Nithya Lingampalli is a second year, Molecular and Cell Biology major, intended Pre-Med. Having always been interested in the medical field, and planning for a future in it, Nithya wanted to learn more about the process of creating the substances that are later applied in human systems. She is working on two projects with Murthy lab. The first is cardiac reprogramming where she is attempting to deliver a substance to cardiac fibroblasts, cells damaged by heart attacks or other cardiac trauma, which will then allow the cells to be genetically reprogrammed on a cellular level into healthy, normally functioning cardiomyoctes. This project has immense potential to change the field of interventional medicine. The second project relates to the delivery of a substance, within a specialized delivery mechanism, to the liver to treat acute liver failure caused by acetaminophen overdose poisoning. This project has a significant potential for not just acute liver failure, but many other diseases that work on a very similar mechanism and affect millions of people every year.

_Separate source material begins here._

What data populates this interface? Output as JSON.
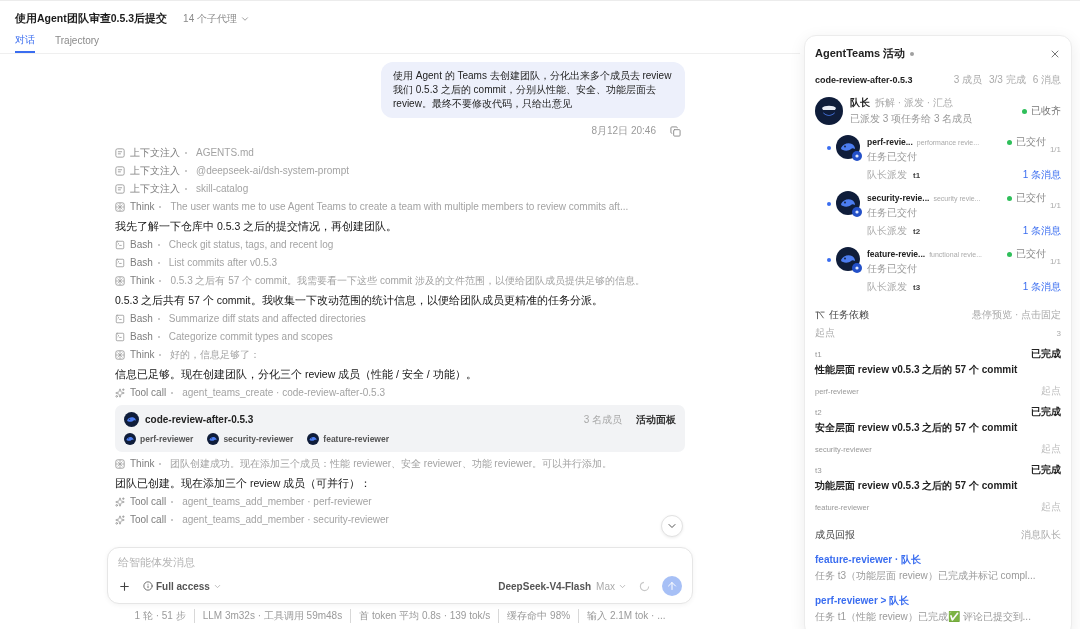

Richard Tang is an undergraduate majoring in Bioengineering, and Materials Science and Engineering. He joined Dr. Murthy’s Lab in 2012 as an Undergraduate Researcher. Richard’s ongoing research projects are the prevention of acetaminophen-induced liver failure by transcription factor delivery, and gene delivery for cardiac reprogramming and heart regeneration.

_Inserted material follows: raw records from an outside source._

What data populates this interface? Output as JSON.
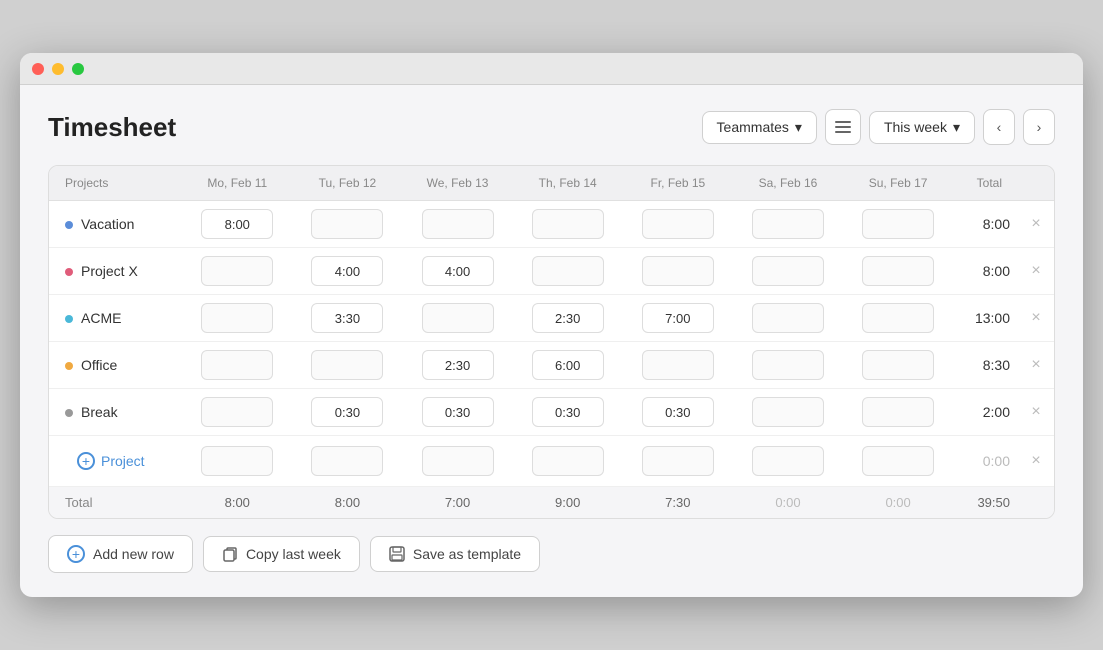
{
  "window": {
    "title": "Timesheet"
  },
  "header": {
    "title": "Timesheet",
    "teammates_label": "Teammates",
    "week_label": "This week"
  },
  "table": {
    "columns": {
      "projects": "Projects",
      "mon": "Mo, Feb 11",
      "tue": "Tu, Feb 12",
      "wed": "We, Feb 13",
      "thu": "Th, Feb 14",
      "fri": "Fr, Feb 15",
      "sat": "Sa, Feb 16",
      "sun": "Su, Feb 17",
      "total": "Total"
    },
    "rows": [
      {
        "name": "Vacation",
        "color": "#5b8dd9",
        "mon": "8:00",
        "tue": "",
        "wed": "",
        "thu": "",
        "fri": "",
        "sat": "",
        "sun": "",
        "total": "8:00"
      },
      {
        "name": "Project X",
        "color": "#e05c7a",
        "mon": "",
        "tue": "4:00",
        "wed": "4:00",
        "thu": "",
        "fri": "",
        "sat": "",
        "sun": "",
        "total": "8:00"
      },
      {
        "name": "ACME",
        "color": "#4ab8d8",
        "mon": "",
        "tue": "3:30",
        "wed": "",
        "thu": "2:30",
        "fri": "7:00",
        "sat": "",
        "sun": "",
        "total": "13:00"
      },
      {
        "name": "Office",
        "color": "#f0a940",
        "mon": "",
        "tue": "",
        "wed": "2:30",
        "thu": "6:00",
        "fri": "",
        "sat": "",
        "sun": "",
        "total": "8:30"
      },
      {
        "name": "Break",
        "color": "#999",
        "mon": "",
        "tue": "0:30",
        "wed": "0:30",
        "thu": "0:30",
        "fri": "0:30",
        "sat": "",
        "sun": "",
        "total": "2:00"
      }
    ],
    "add_project_label": "Project",
    "totals": {
      "label": "Total",
      "mon": "8:00",
      "tue": "8:00",
      "wed": "7:00",
      "thu": "9:00",
      "fri": "7:30",
      "sat": "0:00",
      "sun": "0:00",
      "total": "39:50"
    }
  },
  "footer": {
    "add_row_label": "Add new row",
    "copy_label": "Copy last week",
    "save_template_label": "Save as template"
  }
}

Jennifer is currently a second year at UC Berkeley and is pursuing a major in Molecular and Cell Biology, with a concentration on Cell and Developmental Biology. She joined Dr. Murthy’s lab in the summer of 2013 and is working as an undergraduate research assistant to Dr. Kiana Aran. The projects she is involved in incorporate the design, synthesis, and application of stimuli responsive polymers for targeted drug delivery. In the past, she has also worked as a summer research assistant at UCSD in the Kit Pogliano lab, providing her experience in the isolation and purification of secondary metabolites and their biological applications. Jennifer hopes to pursue a career in medicine, and is thus focused on the clinical aspect of of her research.

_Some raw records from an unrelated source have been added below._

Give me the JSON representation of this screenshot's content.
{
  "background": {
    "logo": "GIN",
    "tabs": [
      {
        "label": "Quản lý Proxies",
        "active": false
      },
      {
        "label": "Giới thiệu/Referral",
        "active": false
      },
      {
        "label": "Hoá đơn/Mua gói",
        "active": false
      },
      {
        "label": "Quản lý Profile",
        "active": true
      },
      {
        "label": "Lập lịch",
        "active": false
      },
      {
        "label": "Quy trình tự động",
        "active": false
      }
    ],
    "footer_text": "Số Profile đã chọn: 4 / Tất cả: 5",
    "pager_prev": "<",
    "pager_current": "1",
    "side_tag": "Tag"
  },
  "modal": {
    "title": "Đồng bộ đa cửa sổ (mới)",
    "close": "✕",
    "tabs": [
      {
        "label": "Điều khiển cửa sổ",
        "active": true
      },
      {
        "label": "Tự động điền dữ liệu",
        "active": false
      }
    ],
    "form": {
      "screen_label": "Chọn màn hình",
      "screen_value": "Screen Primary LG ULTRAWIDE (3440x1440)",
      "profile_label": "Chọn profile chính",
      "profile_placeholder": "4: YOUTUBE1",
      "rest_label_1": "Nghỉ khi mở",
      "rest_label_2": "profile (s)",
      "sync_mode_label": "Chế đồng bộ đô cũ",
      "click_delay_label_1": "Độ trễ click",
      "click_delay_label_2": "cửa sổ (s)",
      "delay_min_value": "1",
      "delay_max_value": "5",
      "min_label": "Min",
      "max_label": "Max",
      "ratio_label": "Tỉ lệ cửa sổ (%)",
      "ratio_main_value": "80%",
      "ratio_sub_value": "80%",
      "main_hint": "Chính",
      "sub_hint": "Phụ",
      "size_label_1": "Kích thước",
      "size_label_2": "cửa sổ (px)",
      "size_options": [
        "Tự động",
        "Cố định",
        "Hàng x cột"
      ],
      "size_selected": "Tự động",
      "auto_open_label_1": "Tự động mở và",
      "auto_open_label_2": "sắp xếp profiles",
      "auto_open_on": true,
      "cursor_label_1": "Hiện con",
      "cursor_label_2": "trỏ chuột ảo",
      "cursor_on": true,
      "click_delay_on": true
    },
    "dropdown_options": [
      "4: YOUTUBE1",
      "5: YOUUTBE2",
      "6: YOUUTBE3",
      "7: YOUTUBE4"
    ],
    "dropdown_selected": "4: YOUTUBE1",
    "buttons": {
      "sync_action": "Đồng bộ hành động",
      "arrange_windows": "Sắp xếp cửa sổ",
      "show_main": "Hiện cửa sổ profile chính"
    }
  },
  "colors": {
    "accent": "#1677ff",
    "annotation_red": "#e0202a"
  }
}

Austin is an undergraduate at UC-Berkeley, majoring in Molecular & Cell Biology. He has worked with Murthy lab since Summer of 2012.
|Mikhail Zibinsky||2012-2014||Postdoctoral Fellow||Scientist, Flexus Biosciences|
|Jianping Zheng||2013||Postdoctoral Fellow||Postdoctoral Fellow, Dophen Biomed|
|Kousik Kundu||2007-2011||Postdoctoral Fellow||Senior Scientist, LI-COR Biosciences|
|Madhuri Dasari||2005-2011||Postdoctoral Fellow||Postdoctoral Fellow, Georgia Institute of Technology|
|Jason Lee||2008-2011||Postdoctoral Fellow||Research Scientist, Kimberly-Clark|
|John Perng||2008-2011||Ph.D. Student||Research Scientist, Siemens|
|Scott Wilson||2006-2011||Ph.D. Student||Postdoctoral Fellow, EPFL|
|Khalilah Reddie||2009-2011||Postdoctoral Fellow||Lecturer, UMass-Lowell|
|Dongin Kim||2008-2010||Postdoctoral Fellow||Postdoctoral Fellow, Yale|
|Jay C. Sy||2006-2010||Ph.D. Student||Postdoctoral Fellow, MIT|
|Yash Kolambkar||2010||Postdoctoral Fellow||Postdoctoral Fellow, Georgia Tech|
|Alex Cooper||2010||Undergraduate||Georgia Tech|
|Chen-Yu Kao||2007-2009||Ph.D. Student||Assistant Professor of BME, Taiwan National University of Engineering|
|Sungmun Lee||2005-2009||Postdoctoral Fellow||Assistant Professor of Biomedical Engineering, Khalifa University (UAE)|
|Mike Heffernan||2003-2008||Ph.D. Student||Postdoctoral Fellow, NIH | Assistant Professor, Baylor College of Medicine|
|Dongwon Lee||2006-2008||Postdoctoral Fellow||Assistant Professor of Material Science, Chonbuk University|
|Stephen Yang||2003-2008||Ph.D. Student||Research Scientist, Merck|
|Siraj Khaja||2005-2007||Postdoctoral Fellow||Research Scientist, Cambridge Pharmaceuticals|